Each line holding the string "JSON" is to be copied from the data.

• _PROVIDED DATA_

==============================

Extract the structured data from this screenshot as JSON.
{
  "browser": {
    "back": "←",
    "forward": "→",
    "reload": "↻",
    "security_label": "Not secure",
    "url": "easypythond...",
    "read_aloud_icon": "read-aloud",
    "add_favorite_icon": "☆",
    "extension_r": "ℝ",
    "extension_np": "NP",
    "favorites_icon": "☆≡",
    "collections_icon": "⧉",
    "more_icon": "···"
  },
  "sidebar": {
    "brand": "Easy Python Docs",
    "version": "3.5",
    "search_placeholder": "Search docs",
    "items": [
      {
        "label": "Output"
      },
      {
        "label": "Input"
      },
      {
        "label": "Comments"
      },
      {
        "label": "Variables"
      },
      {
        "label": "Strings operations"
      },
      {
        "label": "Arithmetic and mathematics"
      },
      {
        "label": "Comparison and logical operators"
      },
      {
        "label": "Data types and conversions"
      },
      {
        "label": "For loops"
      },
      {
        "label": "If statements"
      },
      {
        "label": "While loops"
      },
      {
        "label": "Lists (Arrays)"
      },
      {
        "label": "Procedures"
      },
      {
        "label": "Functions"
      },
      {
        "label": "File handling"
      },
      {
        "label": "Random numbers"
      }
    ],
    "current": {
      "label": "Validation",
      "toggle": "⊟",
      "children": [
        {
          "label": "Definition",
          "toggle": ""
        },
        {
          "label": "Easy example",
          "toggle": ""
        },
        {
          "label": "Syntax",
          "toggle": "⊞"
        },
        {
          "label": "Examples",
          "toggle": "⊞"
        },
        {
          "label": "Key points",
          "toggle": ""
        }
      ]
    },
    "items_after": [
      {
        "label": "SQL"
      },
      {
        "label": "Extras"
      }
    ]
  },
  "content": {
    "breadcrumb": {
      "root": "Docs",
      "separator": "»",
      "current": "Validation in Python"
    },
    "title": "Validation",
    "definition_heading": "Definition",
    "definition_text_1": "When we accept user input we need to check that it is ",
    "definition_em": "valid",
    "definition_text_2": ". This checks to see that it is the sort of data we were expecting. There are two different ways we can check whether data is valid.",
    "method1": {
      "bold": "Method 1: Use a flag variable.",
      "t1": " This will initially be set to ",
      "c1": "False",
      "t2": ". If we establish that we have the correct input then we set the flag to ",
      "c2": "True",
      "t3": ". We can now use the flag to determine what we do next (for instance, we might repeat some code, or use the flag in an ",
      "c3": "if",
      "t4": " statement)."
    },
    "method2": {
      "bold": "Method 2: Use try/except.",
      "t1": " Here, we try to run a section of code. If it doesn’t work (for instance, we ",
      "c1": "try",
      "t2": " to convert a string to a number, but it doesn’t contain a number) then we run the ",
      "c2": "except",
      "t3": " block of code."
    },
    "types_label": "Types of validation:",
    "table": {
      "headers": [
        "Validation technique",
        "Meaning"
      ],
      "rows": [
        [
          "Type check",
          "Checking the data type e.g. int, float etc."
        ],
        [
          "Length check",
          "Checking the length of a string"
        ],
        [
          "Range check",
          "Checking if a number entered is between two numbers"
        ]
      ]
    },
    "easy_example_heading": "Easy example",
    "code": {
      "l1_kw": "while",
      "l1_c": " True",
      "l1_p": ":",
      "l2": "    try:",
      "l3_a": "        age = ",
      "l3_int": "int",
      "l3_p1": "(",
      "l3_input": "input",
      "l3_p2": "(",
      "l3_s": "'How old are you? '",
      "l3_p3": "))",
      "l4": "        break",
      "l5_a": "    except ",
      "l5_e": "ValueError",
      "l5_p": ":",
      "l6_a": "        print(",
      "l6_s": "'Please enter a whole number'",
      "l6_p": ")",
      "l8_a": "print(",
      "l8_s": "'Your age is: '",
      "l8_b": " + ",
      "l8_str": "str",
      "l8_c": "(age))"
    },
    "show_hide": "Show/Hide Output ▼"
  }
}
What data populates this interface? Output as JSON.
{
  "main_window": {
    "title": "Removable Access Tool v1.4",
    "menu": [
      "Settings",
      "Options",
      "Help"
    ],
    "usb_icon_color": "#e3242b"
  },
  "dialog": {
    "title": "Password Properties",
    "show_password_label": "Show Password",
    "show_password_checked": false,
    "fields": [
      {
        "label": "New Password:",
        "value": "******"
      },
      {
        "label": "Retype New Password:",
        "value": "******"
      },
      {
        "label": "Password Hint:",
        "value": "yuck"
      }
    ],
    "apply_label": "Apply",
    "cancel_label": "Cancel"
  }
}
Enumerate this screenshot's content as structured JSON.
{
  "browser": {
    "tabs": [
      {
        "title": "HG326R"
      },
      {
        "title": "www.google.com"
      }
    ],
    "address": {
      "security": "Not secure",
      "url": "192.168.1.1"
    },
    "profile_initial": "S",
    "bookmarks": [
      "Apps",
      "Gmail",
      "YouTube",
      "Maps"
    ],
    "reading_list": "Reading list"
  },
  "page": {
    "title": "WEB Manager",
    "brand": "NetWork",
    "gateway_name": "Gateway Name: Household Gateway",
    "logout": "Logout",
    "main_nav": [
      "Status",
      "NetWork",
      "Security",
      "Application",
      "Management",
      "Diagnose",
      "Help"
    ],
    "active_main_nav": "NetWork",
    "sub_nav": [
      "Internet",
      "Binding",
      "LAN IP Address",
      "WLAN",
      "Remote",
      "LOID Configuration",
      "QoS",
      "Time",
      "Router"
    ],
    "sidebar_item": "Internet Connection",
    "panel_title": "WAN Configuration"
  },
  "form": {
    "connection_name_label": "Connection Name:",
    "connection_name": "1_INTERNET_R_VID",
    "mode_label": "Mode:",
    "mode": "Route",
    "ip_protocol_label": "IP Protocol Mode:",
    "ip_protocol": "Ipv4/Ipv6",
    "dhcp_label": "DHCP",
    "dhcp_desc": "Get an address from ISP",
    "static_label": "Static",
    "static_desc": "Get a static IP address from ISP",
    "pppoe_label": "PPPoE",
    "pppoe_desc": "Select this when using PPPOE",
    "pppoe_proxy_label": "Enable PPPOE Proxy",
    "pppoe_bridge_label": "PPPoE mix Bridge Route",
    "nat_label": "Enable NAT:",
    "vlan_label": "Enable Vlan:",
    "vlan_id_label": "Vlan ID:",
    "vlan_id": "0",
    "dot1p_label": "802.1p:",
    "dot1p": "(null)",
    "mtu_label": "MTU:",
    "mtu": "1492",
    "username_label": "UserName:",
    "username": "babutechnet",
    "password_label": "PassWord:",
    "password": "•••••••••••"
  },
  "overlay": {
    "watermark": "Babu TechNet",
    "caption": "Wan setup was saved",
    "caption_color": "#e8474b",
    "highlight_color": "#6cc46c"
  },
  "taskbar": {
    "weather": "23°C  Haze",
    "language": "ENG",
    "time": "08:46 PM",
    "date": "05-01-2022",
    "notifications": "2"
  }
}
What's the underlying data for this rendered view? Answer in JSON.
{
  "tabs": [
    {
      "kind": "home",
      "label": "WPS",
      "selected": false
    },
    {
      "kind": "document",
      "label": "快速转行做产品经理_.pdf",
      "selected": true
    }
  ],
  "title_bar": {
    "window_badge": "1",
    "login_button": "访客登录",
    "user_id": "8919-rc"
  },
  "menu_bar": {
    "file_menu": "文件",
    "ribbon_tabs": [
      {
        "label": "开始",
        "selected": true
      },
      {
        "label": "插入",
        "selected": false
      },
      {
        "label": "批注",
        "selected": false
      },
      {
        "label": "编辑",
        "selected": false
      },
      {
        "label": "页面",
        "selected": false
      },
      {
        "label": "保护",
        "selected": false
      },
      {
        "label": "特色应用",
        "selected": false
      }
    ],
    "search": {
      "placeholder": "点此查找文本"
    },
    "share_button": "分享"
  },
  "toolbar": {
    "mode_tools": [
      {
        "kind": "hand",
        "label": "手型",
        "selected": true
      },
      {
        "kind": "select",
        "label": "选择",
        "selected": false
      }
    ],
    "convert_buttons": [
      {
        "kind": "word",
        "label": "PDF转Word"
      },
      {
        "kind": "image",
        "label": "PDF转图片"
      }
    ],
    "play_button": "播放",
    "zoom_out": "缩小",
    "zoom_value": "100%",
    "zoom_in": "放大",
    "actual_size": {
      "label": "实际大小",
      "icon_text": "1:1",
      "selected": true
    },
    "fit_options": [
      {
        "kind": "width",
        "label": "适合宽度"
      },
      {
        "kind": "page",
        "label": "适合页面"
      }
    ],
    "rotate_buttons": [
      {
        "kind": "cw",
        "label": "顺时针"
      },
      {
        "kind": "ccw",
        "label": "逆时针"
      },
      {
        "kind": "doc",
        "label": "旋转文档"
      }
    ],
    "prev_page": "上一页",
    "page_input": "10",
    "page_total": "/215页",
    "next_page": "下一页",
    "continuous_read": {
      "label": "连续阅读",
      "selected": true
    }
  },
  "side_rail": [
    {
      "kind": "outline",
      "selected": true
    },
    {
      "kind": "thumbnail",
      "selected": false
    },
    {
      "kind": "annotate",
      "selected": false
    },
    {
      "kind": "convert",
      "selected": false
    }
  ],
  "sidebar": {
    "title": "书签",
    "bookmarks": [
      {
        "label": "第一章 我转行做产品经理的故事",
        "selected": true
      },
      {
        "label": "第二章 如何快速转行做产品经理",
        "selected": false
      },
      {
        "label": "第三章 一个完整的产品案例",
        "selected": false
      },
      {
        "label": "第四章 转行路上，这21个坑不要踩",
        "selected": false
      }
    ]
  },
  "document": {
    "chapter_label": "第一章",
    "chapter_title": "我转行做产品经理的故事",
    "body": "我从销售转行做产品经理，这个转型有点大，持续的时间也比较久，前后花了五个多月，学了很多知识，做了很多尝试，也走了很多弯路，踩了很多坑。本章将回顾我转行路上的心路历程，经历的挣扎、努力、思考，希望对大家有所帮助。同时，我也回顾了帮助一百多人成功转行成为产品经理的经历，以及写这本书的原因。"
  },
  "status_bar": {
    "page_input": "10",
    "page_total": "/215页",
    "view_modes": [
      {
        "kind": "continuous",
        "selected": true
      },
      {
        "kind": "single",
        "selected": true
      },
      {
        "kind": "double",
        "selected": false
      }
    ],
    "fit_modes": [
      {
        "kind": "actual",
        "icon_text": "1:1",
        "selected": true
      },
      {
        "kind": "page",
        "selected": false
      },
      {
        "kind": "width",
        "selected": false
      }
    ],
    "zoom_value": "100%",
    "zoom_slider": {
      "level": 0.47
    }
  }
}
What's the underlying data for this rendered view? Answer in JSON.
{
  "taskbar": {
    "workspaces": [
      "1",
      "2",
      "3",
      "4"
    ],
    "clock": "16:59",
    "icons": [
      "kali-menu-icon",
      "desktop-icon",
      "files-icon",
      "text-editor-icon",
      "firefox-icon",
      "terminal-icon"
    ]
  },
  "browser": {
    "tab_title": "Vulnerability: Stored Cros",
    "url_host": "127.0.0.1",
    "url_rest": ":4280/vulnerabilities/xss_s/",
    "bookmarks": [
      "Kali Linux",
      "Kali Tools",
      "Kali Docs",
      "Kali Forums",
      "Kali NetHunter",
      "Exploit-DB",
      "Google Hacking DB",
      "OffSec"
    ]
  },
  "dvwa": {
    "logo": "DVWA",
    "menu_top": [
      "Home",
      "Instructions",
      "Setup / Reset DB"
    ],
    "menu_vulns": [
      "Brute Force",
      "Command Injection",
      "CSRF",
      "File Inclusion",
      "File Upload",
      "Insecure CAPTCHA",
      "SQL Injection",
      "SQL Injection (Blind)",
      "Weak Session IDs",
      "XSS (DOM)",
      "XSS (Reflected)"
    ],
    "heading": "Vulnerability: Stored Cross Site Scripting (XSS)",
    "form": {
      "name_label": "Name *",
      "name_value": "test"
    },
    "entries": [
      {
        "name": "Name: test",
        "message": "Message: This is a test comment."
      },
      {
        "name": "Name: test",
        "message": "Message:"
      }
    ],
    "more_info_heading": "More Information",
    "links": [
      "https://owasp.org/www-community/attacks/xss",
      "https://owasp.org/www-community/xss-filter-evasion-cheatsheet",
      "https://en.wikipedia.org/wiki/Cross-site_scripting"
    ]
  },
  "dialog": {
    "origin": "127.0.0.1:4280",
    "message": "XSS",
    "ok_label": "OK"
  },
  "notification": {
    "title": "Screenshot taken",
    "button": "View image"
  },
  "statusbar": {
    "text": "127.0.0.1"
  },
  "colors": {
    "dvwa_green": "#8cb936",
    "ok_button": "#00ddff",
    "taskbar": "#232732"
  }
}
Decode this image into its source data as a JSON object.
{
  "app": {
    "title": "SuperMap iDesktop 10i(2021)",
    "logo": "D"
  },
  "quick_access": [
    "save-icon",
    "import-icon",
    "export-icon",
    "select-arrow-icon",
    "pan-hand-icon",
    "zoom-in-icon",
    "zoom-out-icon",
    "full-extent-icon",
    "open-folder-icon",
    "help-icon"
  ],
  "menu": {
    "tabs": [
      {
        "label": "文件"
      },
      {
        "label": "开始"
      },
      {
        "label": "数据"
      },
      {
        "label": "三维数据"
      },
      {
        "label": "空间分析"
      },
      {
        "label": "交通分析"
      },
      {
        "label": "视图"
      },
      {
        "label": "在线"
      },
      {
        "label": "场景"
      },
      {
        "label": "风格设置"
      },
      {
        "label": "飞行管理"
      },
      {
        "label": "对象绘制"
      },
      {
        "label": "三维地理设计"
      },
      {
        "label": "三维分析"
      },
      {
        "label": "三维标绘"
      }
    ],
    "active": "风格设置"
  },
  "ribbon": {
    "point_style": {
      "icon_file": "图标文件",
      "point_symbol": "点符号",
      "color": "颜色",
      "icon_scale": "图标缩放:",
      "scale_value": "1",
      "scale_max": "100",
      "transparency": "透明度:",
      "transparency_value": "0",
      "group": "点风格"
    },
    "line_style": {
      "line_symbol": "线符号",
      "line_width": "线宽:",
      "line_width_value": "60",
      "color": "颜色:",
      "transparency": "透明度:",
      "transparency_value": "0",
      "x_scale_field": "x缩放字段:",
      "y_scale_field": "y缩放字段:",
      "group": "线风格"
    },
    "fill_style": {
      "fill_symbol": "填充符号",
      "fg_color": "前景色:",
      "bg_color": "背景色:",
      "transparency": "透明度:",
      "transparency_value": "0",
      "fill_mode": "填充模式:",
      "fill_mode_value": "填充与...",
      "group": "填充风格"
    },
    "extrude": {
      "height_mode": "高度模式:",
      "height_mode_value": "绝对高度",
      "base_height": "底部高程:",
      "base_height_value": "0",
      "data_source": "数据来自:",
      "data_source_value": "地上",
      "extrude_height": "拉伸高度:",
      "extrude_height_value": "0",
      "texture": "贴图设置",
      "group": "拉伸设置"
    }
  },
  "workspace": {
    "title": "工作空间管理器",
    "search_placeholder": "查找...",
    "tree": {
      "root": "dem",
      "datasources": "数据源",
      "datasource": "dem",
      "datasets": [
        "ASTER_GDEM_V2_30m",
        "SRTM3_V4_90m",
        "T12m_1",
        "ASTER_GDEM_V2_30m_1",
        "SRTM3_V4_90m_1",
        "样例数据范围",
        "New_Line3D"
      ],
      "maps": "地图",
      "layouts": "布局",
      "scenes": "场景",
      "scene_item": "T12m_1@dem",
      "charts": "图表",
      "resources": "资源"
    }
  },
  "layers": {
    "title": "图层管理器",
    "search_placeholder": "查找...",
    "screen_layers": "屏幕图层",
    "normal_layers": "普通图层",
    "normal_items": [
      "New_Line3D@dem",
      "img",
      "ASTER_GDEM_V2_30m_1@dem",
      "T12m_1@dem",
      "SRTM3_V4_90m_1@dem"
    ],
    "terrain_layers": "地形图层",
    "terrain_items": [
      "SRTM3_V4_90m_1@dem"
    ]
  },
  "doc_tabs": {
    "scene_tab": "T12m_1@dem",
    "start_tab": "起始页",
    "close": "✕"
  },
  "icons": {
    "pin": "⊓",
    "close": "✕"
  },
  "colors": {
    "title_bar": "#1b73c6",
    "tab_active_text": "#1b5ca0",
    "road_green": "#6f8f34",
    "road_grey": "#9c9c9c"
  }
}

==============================

• _EXERCISE RESULT_
Extract the structured data from this screenshot as JSON.
What data populates this interface? Output as JSON.
Enumerate this screenshot's content as structured JSON.
What's the underlying data for this rendered view? Answer in JSON.
What's the underlying data for this rendered view? Answer in JSON.
Decode this image into its source data as a JSON object.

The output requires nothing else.